The Priest: A Shepherd After the Heart of Christ
Given by Arlington Bishop Paul S. Loverde on the Sixteenth Sunday in Ordinary Time at Saint Michael Church in Pawcatuck, Conn.
One word is clearly repeated several times in today’s first reading and once in today’s gospel account: the word “shepherd.” For us who live in this opening decade of the twenty-first century, marked as it is by so much technology, that word “shepherd” may sound strange and lacking in meaning. We may read about shepherds or even see them in movies and DVDs, but most of us have probably never met a real live shepherd.
Yet, the word “shepherd” and, even more, the reality which that word conveys are very much woven into the Judaeo-Christian Scriptures and continue to hold a central place in the tradition of the Church. In both the Old and New Testaments, God describes Himself as a shepherd and we His people as the sheep of His flock. Those whom He sends to care for us are likewise called shepherds.
Within this context, I invite us to reflect on one specific kind of shepherd whom God sends us: the priest. And I do this because on June 19th, one month ago, Pope Benedict XVI inaugurated a “Year for Priests” as a way to mark the 150th anniversary of the death of Saint John Mary Vianney, the patron of parish priests worldwide, and as an invitation to priests to rediscover their vocation, mission and deep union with Christ and to Catholic laity to rediscover what a gift the priesthood is for all our lives.
Christ clearly calls Himself the Good Shepherd; just read again chapter 10 of Saint John’s Gospel. He appointed the Twelve Apostles to be shepherds in His place. Bishops are the successors of the Apostles and priests are their closest co-workers. So truly, the priest is intended to be a shepherd after the Heart of Christ.
Indeed, the priest is chosen, called and consecrated to be a unique living sign of God’s love revealed in His Son the Good Shepherd. Saint John Mary Vianney often said: “The priesthood is the love of the heart of Jesus” (cf. Catechism of the Catholic Church, 1589). This love of the Good Shepherd, which must mark the life and ministry of each priest, was described in our hearing today when the gospel account told us: “when [Jesus] disembarked and saw the vast crowd, his heart was moved with pity for them, for they were like sheep without a shepherd; and he began to teach them.” Yes, the heart of the Good Shepherd was moved with love for the people.
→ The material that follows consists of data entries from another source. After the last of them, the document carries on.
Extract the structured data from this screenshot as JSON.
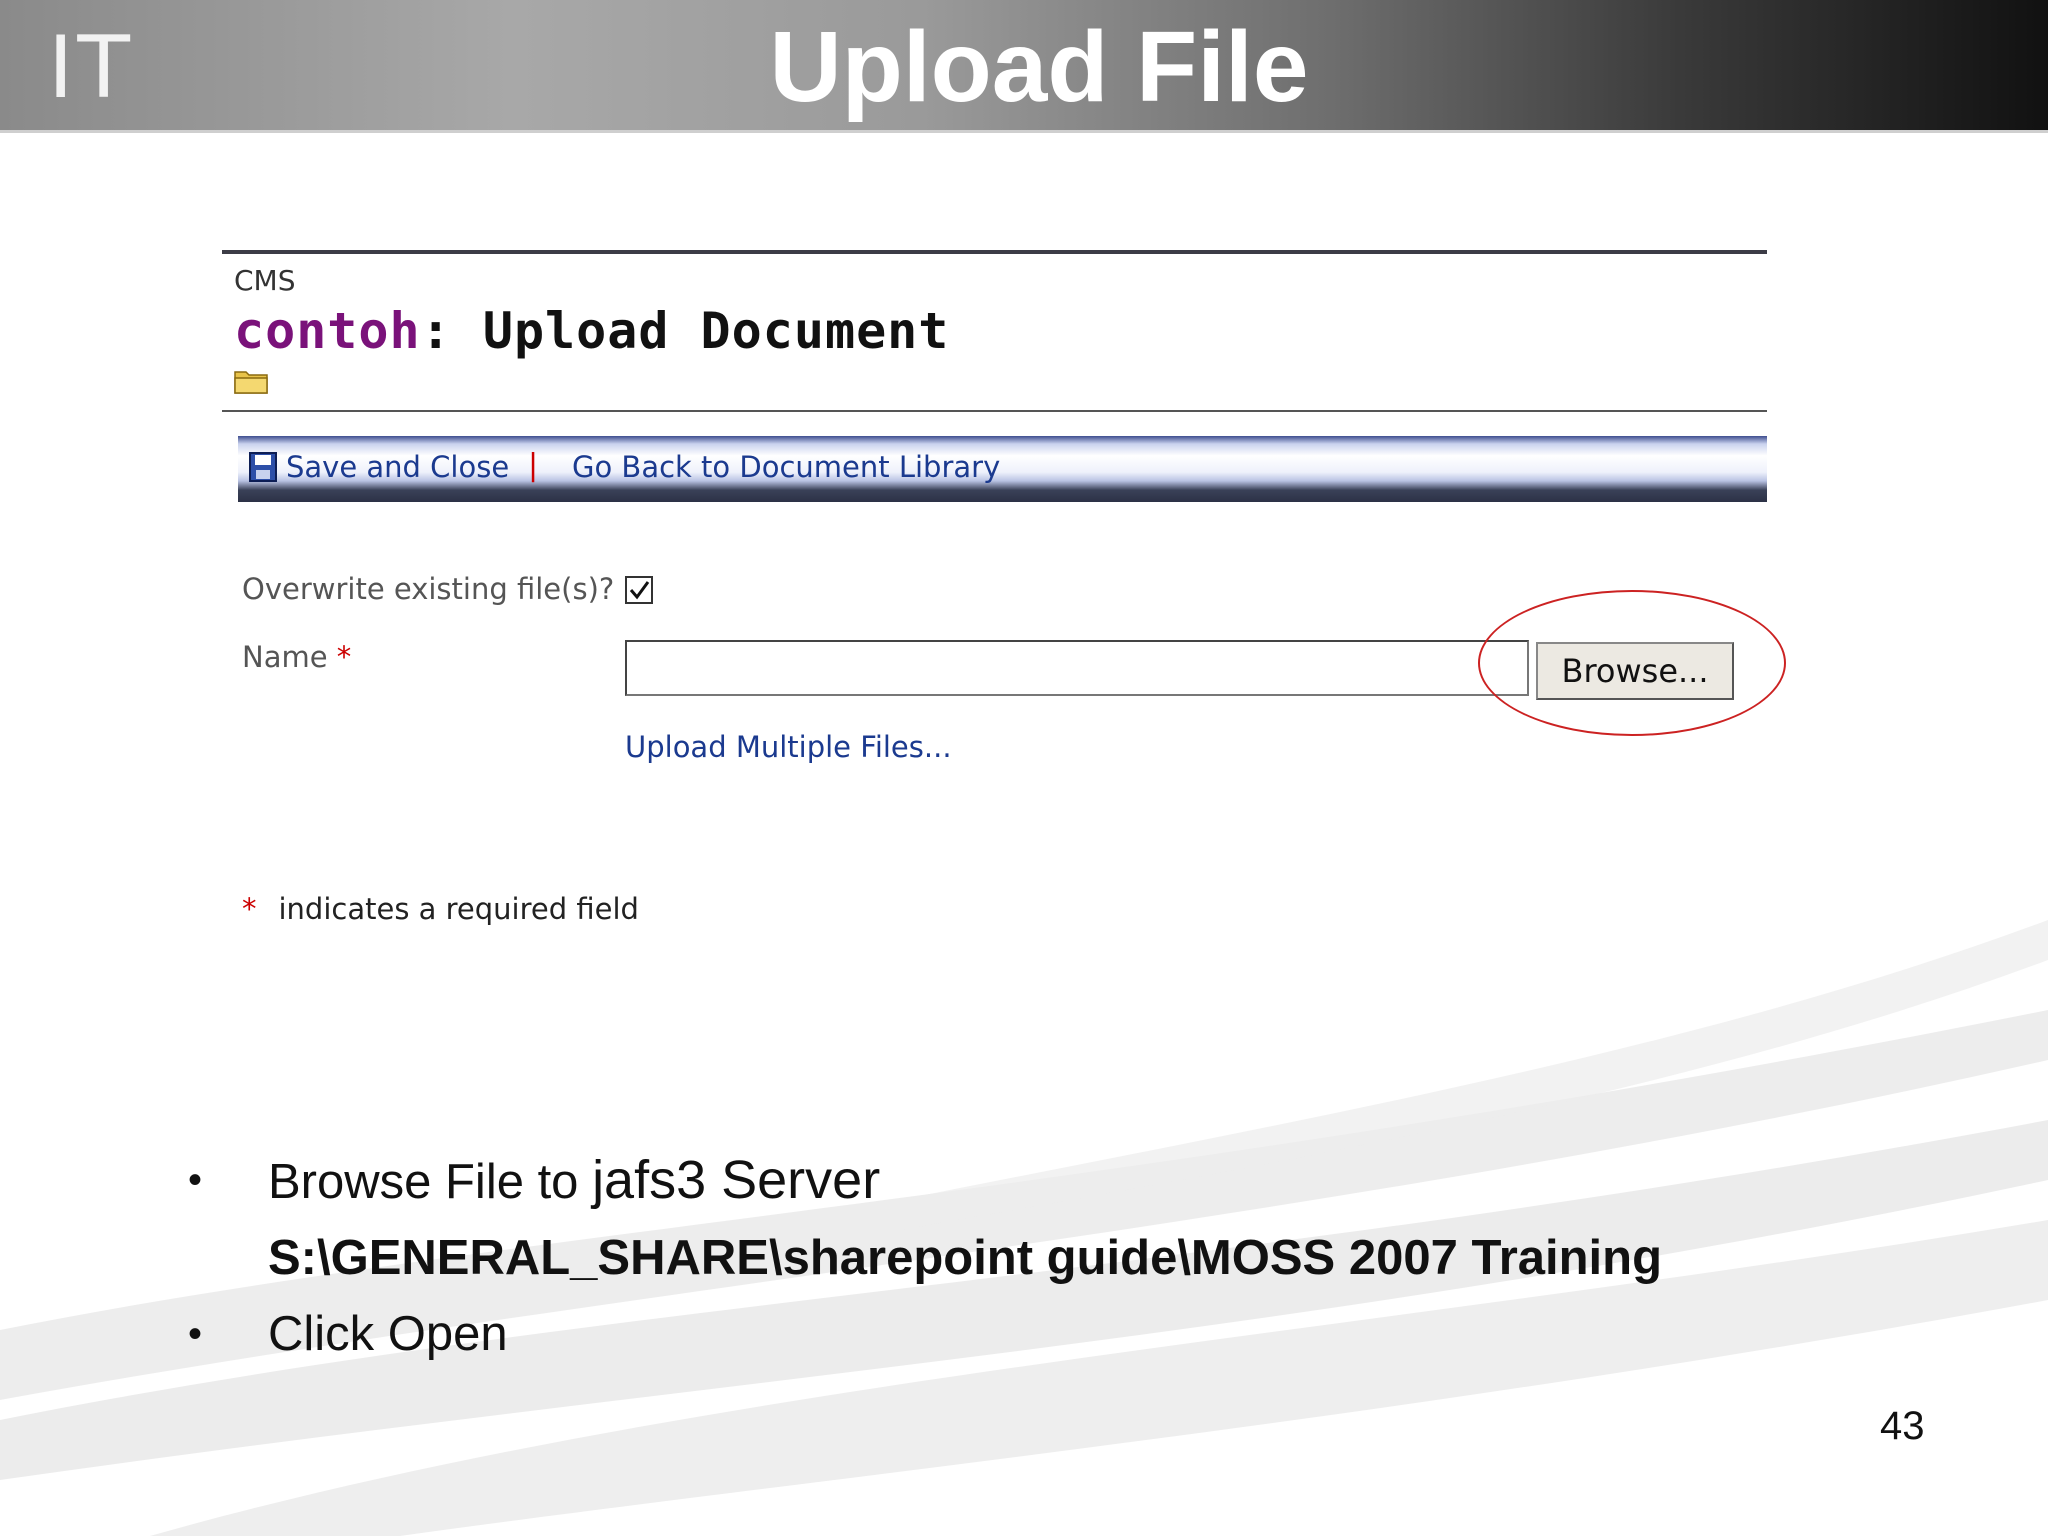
{
  "header": {
    "logo": "IT",
    "title": "Upload File"
  },
  "panel": {
    "site_name": "CMS",
    "heading_site": "contoh",
    "heading_separator": ": ",
    "heading_rest": "Upload Document",
    "toolbar": {
      "save_close": "Save and Close",
      "separator": "|",
      "go_back": "Go Back to Document Library"
    },
    "form": {
      "overwrite_label": "Overwrite existing file(s)?",
      "overwrite_checked": true,
      "name_label": "Name",
      "required_mark": "*",
      "name_value": "",
      "browse_label": "Browse...",
      "upload_multiple": "Upload Multiple Files..."
    },
    "required_note": "indicates a required field"
  },
  "bullets": {
    "b1_prefix": "Browse File to ",
    "b1_server": "jafs3 Server",
    "path": "S:\\GENERAL_SHARE\\sharepoint guide\\MOSS 2007 Training",
    "b2": "Click Open"
  },
  "page_number": "43",
  "colors": {
    "site_purple": "#7a127a",
    "link_blue": "#1b3a8f",
    "required_red": "#cc0000",
    "ring_red": "#cc2222"
  }
}
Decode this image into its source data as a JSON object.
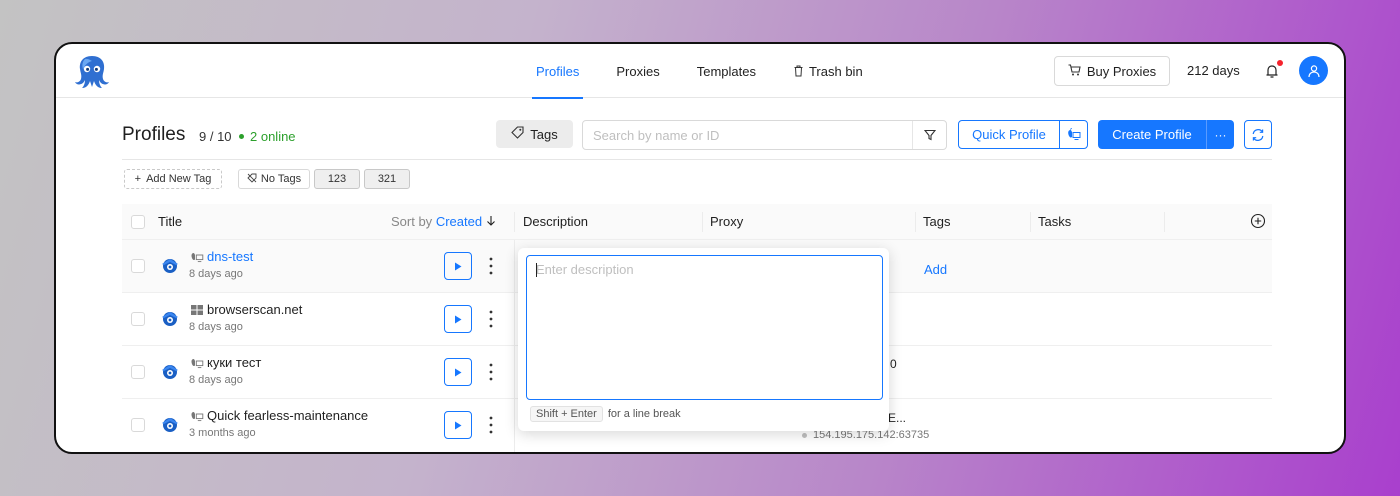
{
  "nav": {
    "items": [
      {
        "label": "Profiles",
        "active": true
      },
      {
        "label": "Proxies",
        "active": false
      },
      {
        "label": "Templates",
        "active": false
      },
      {
        "label": "Trash bin",
        "active": false,
        "icon": "trash-icon"
      }
    ],
    "buy_proxies": "Buy Proxies",
    "days": "212 days"
  },
  "toolbar": {
    "title": "Profiles",
    "count": "9 / 10",
    "online": "2 online",
    "tags_label": "Tags",
    "search_placeholder": "Search by name or ID",
    "quick_profile": "Quick Profile",
    "create_profile": "Create Profile",
    "more_label": "···"
  },
  "tag_chips": {
    "add_new": "Add New Tag",
    "no_tags": "No Tags",
    "tags": [
      "123",
      "321"
    ]
  },
  "table": {
    "headers": {
      "title": "Title",
      "sort_by": "Sort by",
      "sort_field": "Created",
      "description": "Description",
      "proxy": "Proxy",
      "tags": "Tags",
      "tasks": "Tasks"
    },
    "rows": [
      {
        "name": "dns-test",
        "ago": "8 days ago",
        "os": "mac-os-icon",
        "link": true,
        "tags": "Add"
      },
      {
        "name": "browserscan.net",
        "ago": "8 days ago",
        "os": "windows-icon",
        "link": false
      },
      {
        "name": "куки тест",
        "ago": "8 days ago",
        "os": "mac-os-icon",
        "link": false,
        "proxy_fragment": "0"
      },
      {
        "name": "Quick fearless-maintenance",
        "ago": "3 months ago",
        "os": "mac-os-icon",
        "link": false,
        "proxy_fragment": "E...",
        "proxy_address": "154.195.175.142:63735"
      }
    ]
  },
  "description_popover": {
    "placeholder": "Enter description",
    "shortcut": "Shift + Enter",
    "hint": "for a line break"
  },
  "colors": {
    "accent": "#1677ff",
    "online": "#2ca02c",
    "notification": "#f5222d"
  }
}
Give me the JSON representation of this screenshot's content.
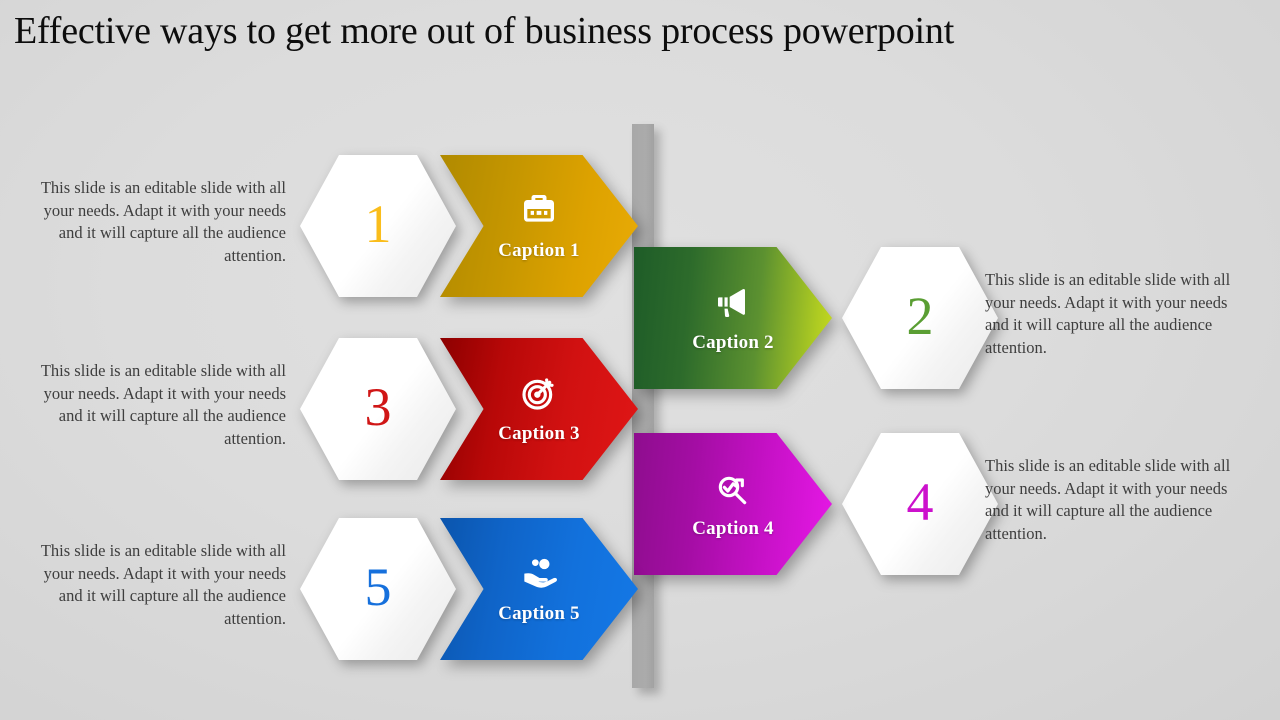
{
  "slide": {
    "title": "Effective ways to get more out of business process powerpoint",
    "background_color": "#dcdcdc",
    "center_bar_color": "#a8a8a8"
  },
  "body_text": "This slide is an editable slide with all your needs. Adapt it with your needs and it will capture all the audience attention.",
  "steps": [
    {
      "number": "1",
      "number_color": "#FABD1B",
      "caption": "Caption 1",
      "icon": "briefcase-icon",
      "color_start": "#b08a00",
      "color_end": "#e0a400",
      "side": "left",
      "direction": "right-notched"
    },
    {
      "number": "2",
      "number_color": "#5A9E33",
      "caption": "Caption 2",
      "icon": "megaphone-icon",
      "color_start": "#1e5c28",
      "color_end": "#c3d61f",
      "side": "right",
      "direction": "right-flat"
    },
    {
      "number": "3",
      "number_color": "#D01616",
      "caption": "Caption 3",
      "icon": "target-icon",
      "color_start": "#8c0000",
      "color_end": "#e01414",
      "side": "left",
      "direction": "right-notched"
    },
    {
      "number": "4",
      "number_color": "#CC11CC",
      "caption": "Caption 4",
      "icon": "search-chart-icon",
      "color_start": "#8e0d8e",
      "color_end": "#e618e6",
      "side": "right",
      "direction": "right-flat"
    },
    {
      "number": "5",
      "number_color": "#1670DC",
      "caption": "Caption 5",
      "icon": "hand-people-icon",
      "color_start": "#0b55ad",
      "color_end": "#1478e6",
      "side": "left",
      "direction": "right-notched"
    }
  ]
}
Every priest’s heart must likewise be similarly moved, unlike the shepherds described by the prophet Jeremiah in today’s first reading, who misled and scattered the flock.
Saint John Mary Vianney put this so beautifully: “A good shepherd, a pastor after God’s heart, is the greatest treasure which the good Lord can grant to a parish, and one of the most precious gifts of divine mercy” (cf. Letter of Pope Benedict XVI on the Year for Priests). How is the priest a treasure and a gift of divine mercy? By making present among the people to whom he is sent Jesus the Good Shepherd and His three-fold function of sanctifying, teaching and giving pastoral care.
A good shepherd feeds and nourishes the flock. As Psalm 23 reminds us, the Lord our Shepherd leads us to verdant pastures and refreshing waters. The priest, as the shepherd making present Jesus the Good Shepherd, does this through the function of sanctifying, that is, helping us to become holy, especially through the sacraments, and, above all, in the Eucharist, wherein Christ is our heavenly food and drink. Every sacramental celebration affirms the fact that the priest is shepherding us after the Heart of Jesus. Saint John Mary Vianney explained this fact this way: “Without the Sacrament of Holy Orders, we would not have the Lord. Who put him there in that tabernacle? The priest. Who welcomed your soul at the beginning of your life? The priest. Who feeds your soul and gives it strength for its journey? The priest. Who will prepare it to appear before God, bathing it one last time in the blood of Jesus Christ? The priest, always the priest” (Ibid.).
A good shepherd protects the flock and defends it from anything harmful or dangerous. The priest, as the shepherd making present Jesus the Good Shepherd, does this through the function of teaching as well as by preaching and catechizing. As one priest wrote some years ago, “…hear in our human words, in our fumbling, miserable, colorless and often repetitious words, the holy, blessed and powerful word of God, the word that brings God Himself and His eternal life into our midst…” (Karl Rahner, The Priesthood).
A good shepherd spends his life caring for the sheep, sometimes even giving up his life for them; he goes in search of the lost sheep and carries it back on his shoulders. The priest as the shepherd making present Jesus the Good Shepherd does this through the function of giving pastoral care. He gives his life in service to his people, present among them, available to them, caring for them in their various needs. Given the complexity of our modern society, the priest does this, not only by himself, but also through the collaboration of others, like deacons, religious men and women, and faithful lay persons. I can never come back to this church and this parish without remembering and being inspired by Monsignor John F.X. Quinn, who was pastor here from the 1920s to the 1970s. He was a faithful, kind, loving, good shepherd to us! He lived what Saint John Mary Vianney said: “A priest is not a priest for himself, he is a priest for you” (cf. Letter of Pope Benedict XVI on the Year for Priests).
Yes, the priest is God’s gift to us, the living sign of the love of the heart of Jesus. To be sure, we priests are human, sharing in the same human condition all of us experience. Because we are human, we too are limited, we too sometimes fail, and we too sin. We honestly admit and deeply deplore the infidelity of some priests. But, surely, deep in the heart of every priest who seeks to be faithful, there is his daily plea: “Make me holy and make my parish holy,” thus echoing Saint John Mary Vianney’s prayer: “[Lord], grant me the conversion of my parish: I am willing to suffer whatever you wish for my entire life” (Ibid.).
Yes, pray for us your priests. Support us with your prayer, your compassion, your forgiveness — the very gifts you wish to receive from us. As one priest put it, “My people, we can only beg you: pray for us, have patience with us, carry us, accept God’s word and His holy mysteries from us and enable us to be for you…real shepherds. Amen.”
I add one final request: pray for and encourage vocations to the priesthood — from this parish! I close with this personal witness: I know a lot more about being a priest now than I did almost forty-four years ago on December 18, 1965, the way married people know a lot more about being married years later than on their wedding day. But, knowing all that I know, I’d be a priest all over again — in a heartbeat!